Bishkek is Kyrgyzstan’s main flight hub, and the capital is connected by minibus or shared taxi to all regions of the country in long overland journeys. Inside the city, marshrutkas are a scourge, but it’s difficult to avoid them altogether unless you take taxis everywhere (they are cheap, it’s an option).
Quick links: Bishkek main page
Transport to/from Bishkek
2 trains run from and to Bishkek:
- Bishkek – Moscow
- Tashkent – Bishkek – Balykchy (only in summer)
Clearly, trains are not much of an option in Kyrgyzstan. For more details, see trains in Kyrgyzstan.
Bishkek’s Manas airport is small and boring but also clean and efficient. The airport website works and publishes arrivals and departures. Check Flightradar or Wikipedia for updated routes, and see our Kyrgyzstan flights page for some more general tips.
Long-distance bus & (shared) taxi
There are 2 bus stations in Bishkek, plus an important taxi stand (see map for locations).
The Western Bus Station is the main one (Jibek Joly – Kulieva) (OSM / Gmaps): it has regular long-distance bus and minibus services to all parts of the country, as well as to Almaty and Tashkent. Taxi drivers gather here as well to pick up passengers – all destinations. They are more expensive, less comfortable, more dangerous, and a bit faster than minibuses.
The Eastern Bus Station (Jibek Joly – Osmonkula) (OSM / Gmaps) is the terminal for marshrutkas to destinations within or just beyond the eastern suburbs, such as Kant, Tokmok, Kemin, Kegeti, Issyk Ata, or the Korday border crossing.
The bus stand south of Osh Bazaar (OSM / Gmaps) is the main place to find shared taxis to Osh. Here you can also find minibuses to destinations west such as Sokuluk, Tash-Bulak, Kashka-Suu and Chong-Tash. Buses 160, 169 and 177 go several times a day to Kashka-Suu, close to the entry for Ala-Archa National Park.
Onward travel destinations
Frequent minibus departures to Almaty from 6am to 10pm from the main bus station (4$, 5 hr) or by plane (~70$, 50 min, several flights per day).
Karakol & Issyk-Kul

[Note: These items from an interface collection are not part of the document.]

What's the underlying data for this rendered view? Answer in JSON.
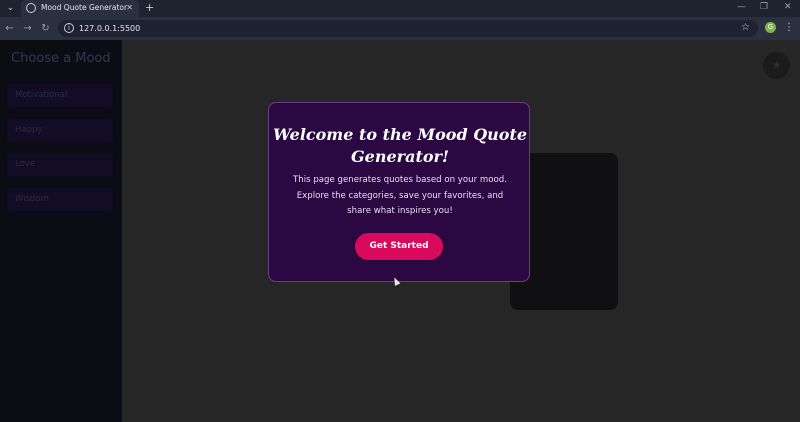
{
  "browser": {
    "tab_title": "Mood Quote Generator",
    "url": "127.0.0.1:5500",
    "profile_initial": "G"
  },
  "sidebar": {
    "title": "Choose a Mood",
    "moods": [
      "Motivational",
      "Happy",
      "Love",
      "Wisdom"
    ]
  },
  "modal": {
    "title": "Welcome to the Mood Quote Generator!",
    "text": "This page generates quotes based on your mood. Explore the categories, save your favorites, and share what inspires you!",
    "button_label": "Get Started"
  },
  "colors": {
    "modal_bg": "#2b0841",
    "button": "#d90a5c",
    "sidebar_bg": "#0c0c14"
  }
}
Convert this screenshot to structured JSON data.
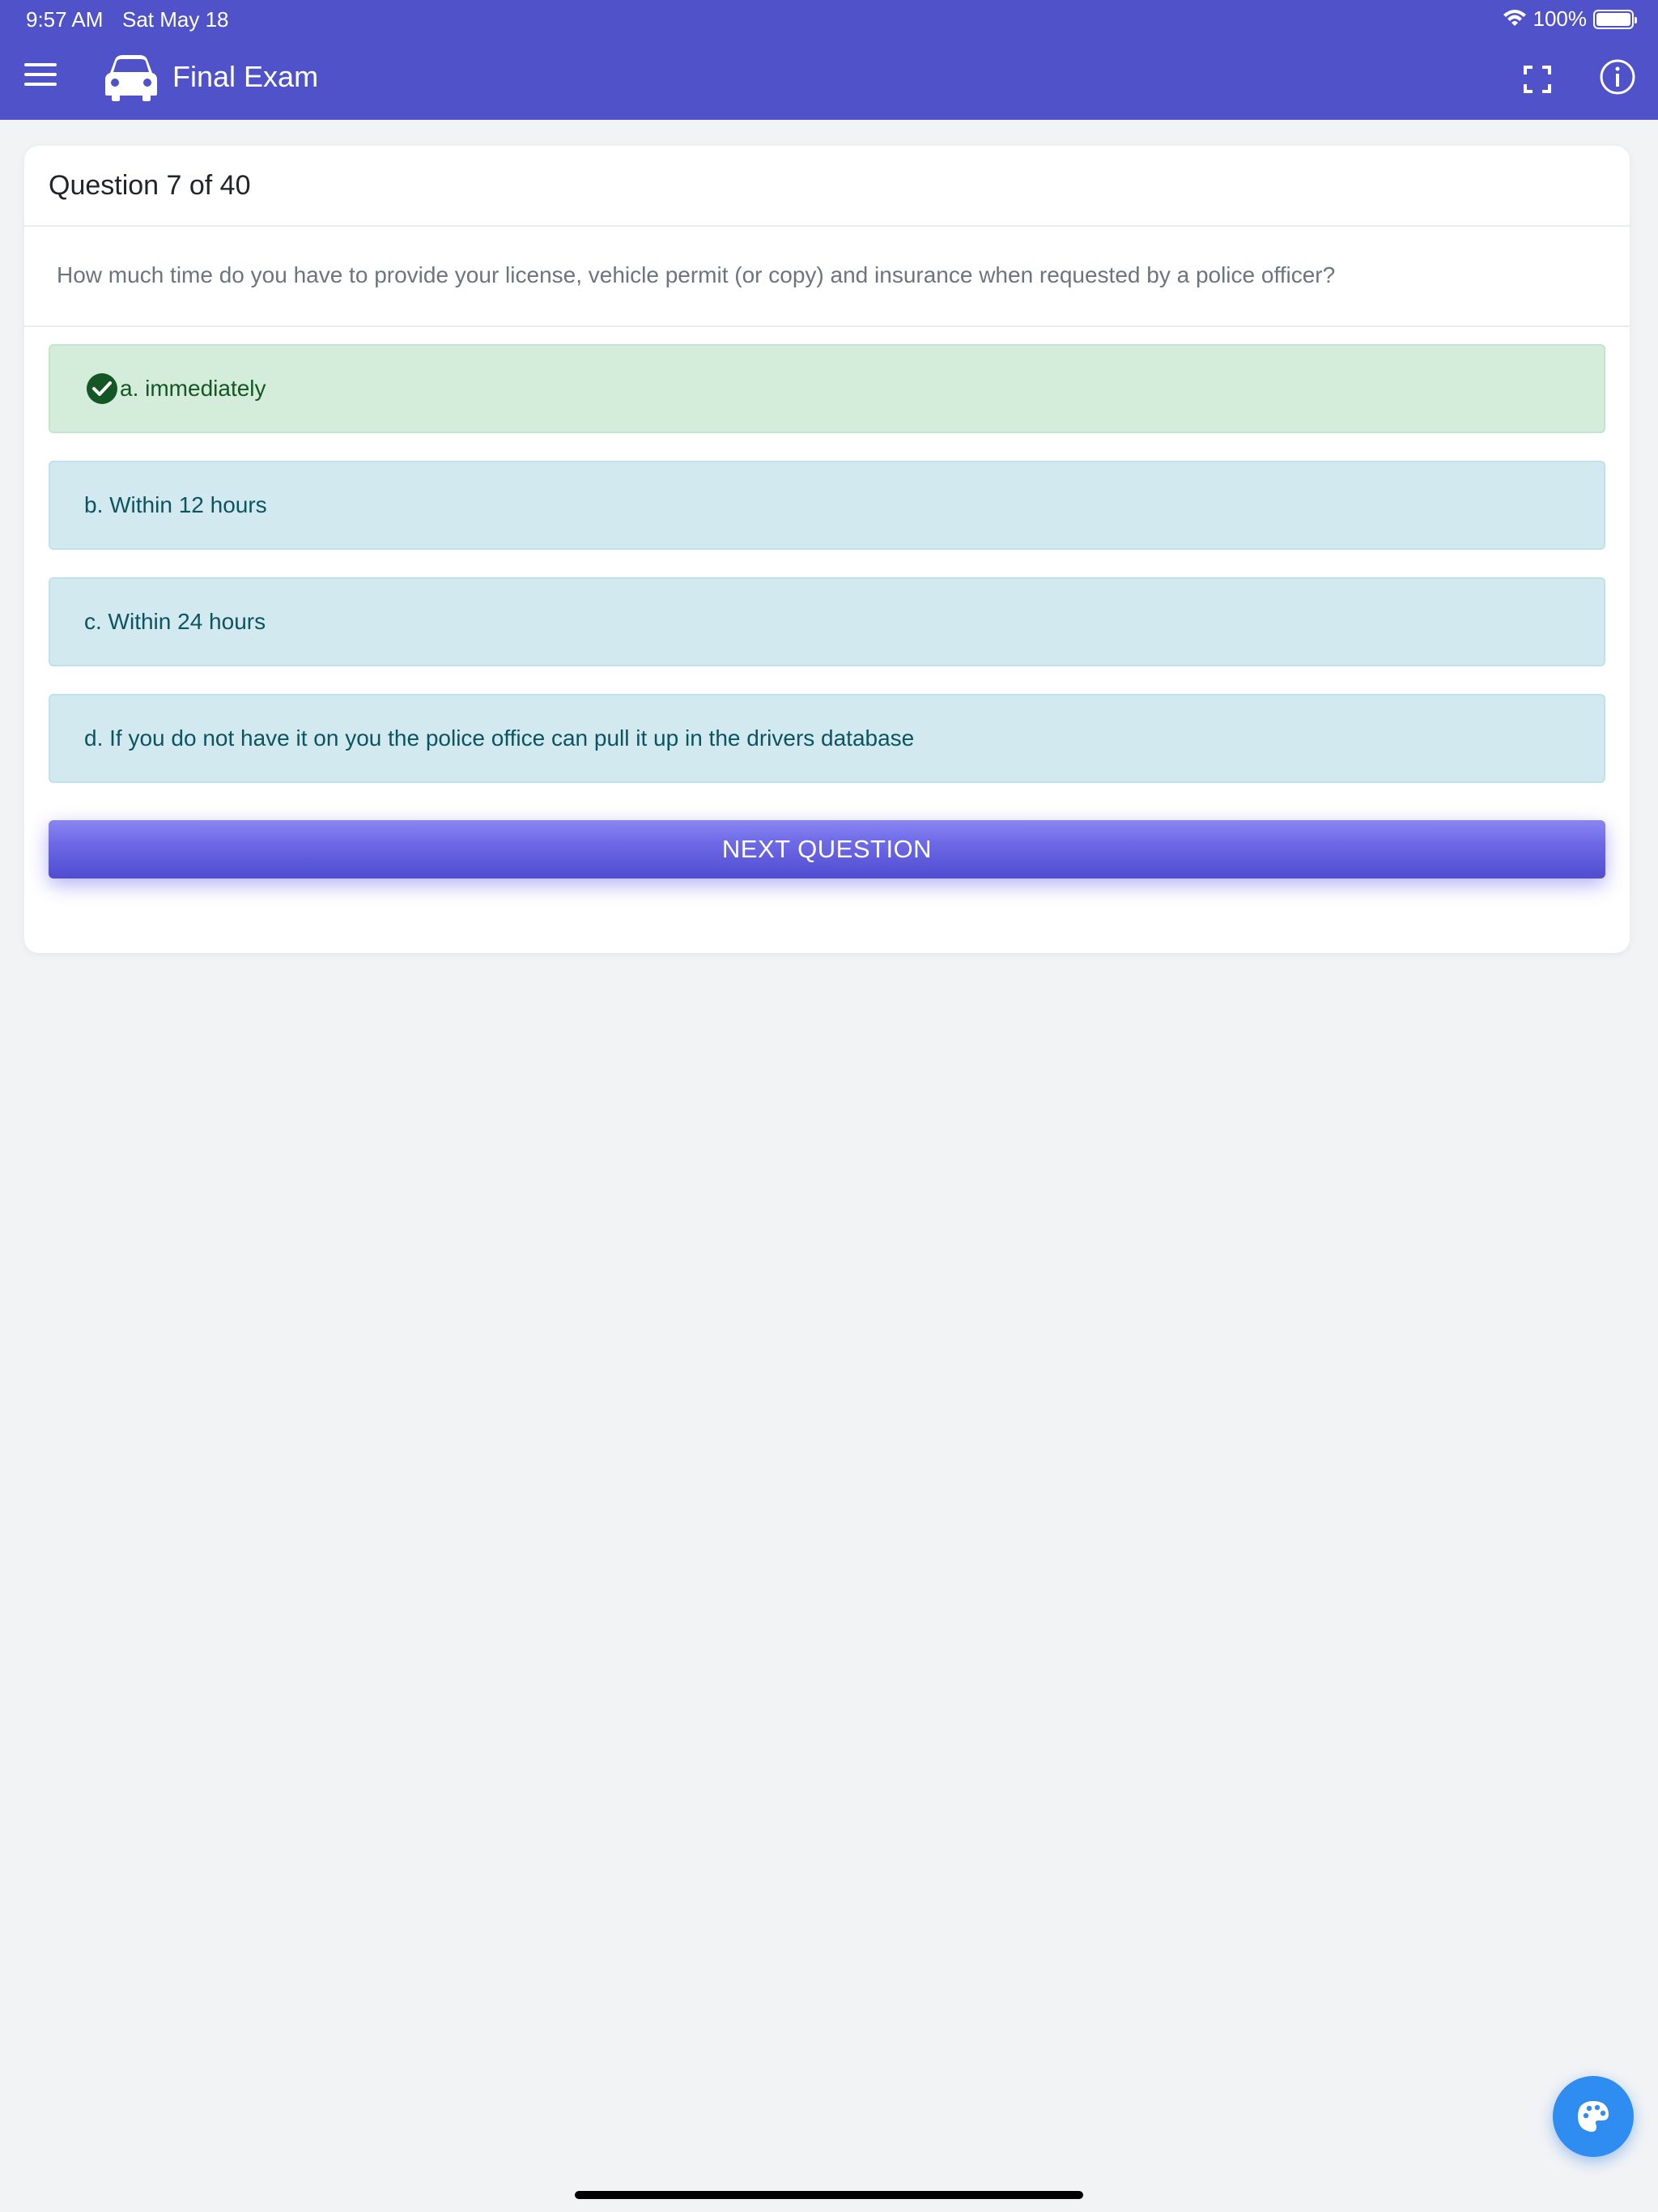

Only by minivan or shared taxi (5hr). Drivers take the faster, northern route if heading straight to Karakol. For destinations on the southern shore, ask for Bokonbaevo.
Kochkor & Naryn
Only possible by minivan or shared taxi, Kochkor takes about 4 hr, Naryn around 7 hr.
The Bishkek-Moscow train passes by Shymkent (15 hr). Buses and shared taxis gather at the main bus station.
Flights between Tashkent and Bishkek go 2 times a week. Overland, the quickest way is via Kazakhstan.
A direct bus to Tashkent via Kazakhstan exists (13 h, 2000 som – Q&A), but if you don’t buy your ticket at least a day in advance, the bus might be full. If that is the case, make your way to Shymkent and cross the border there.
In summer, a train from Balykchy to Tashkent stops over in Bishkek. All details on the Uzbek train page.
Getting around Bishkek
There is no metro. Instead, Bishkek is served by a dense network of speeding minibuses called marshrutkas. These roam town and stop at designated bus stops, but it is also possible to hail them in between stops (just wave your arm). A few bigger buses also drive around.
To find out which bus to take, ask a local or use bus.kg, a handy website and smartphone app in English. Prices are minimal. Payment happens on entry for marshrutkas (usually), on exit for bigger city buses.
Marshrutkas are often very crowded, and it will be hard to make out where exactly you are as you often have no decent window view. Long-term residents of Bishkek are experts at recognizing different kinds of pavement. A gps-enabled smartphone can work wonders. To get off, shout astanavitsa, pazhalusta (stop, please – stress is on the bold syllables).
The problem of crowded marshrutkas presents the traveler with another conundrum: who should get the seat? A complicated hierarchy exists in Kyrgyzstan; keep this flowchart at hand in case of need.
Taxi, self-drive and car rental
An unskilled workforce and high unemployment rates means there are a lot of taxis driving around Bishkek. You can use ride-hailing apps like Namba Taxi, Yandex or Uber, call, sms or just flag one down in the street. In the end, though, you just have to be lucky with the driver. Keep your eye on the price and a hand on the door handle.
Bishkek is not exactly a bicycle friendly place, but cycle tourists are hardy creatures and the majority survives. More tips at cycling in Kyrgyzstan.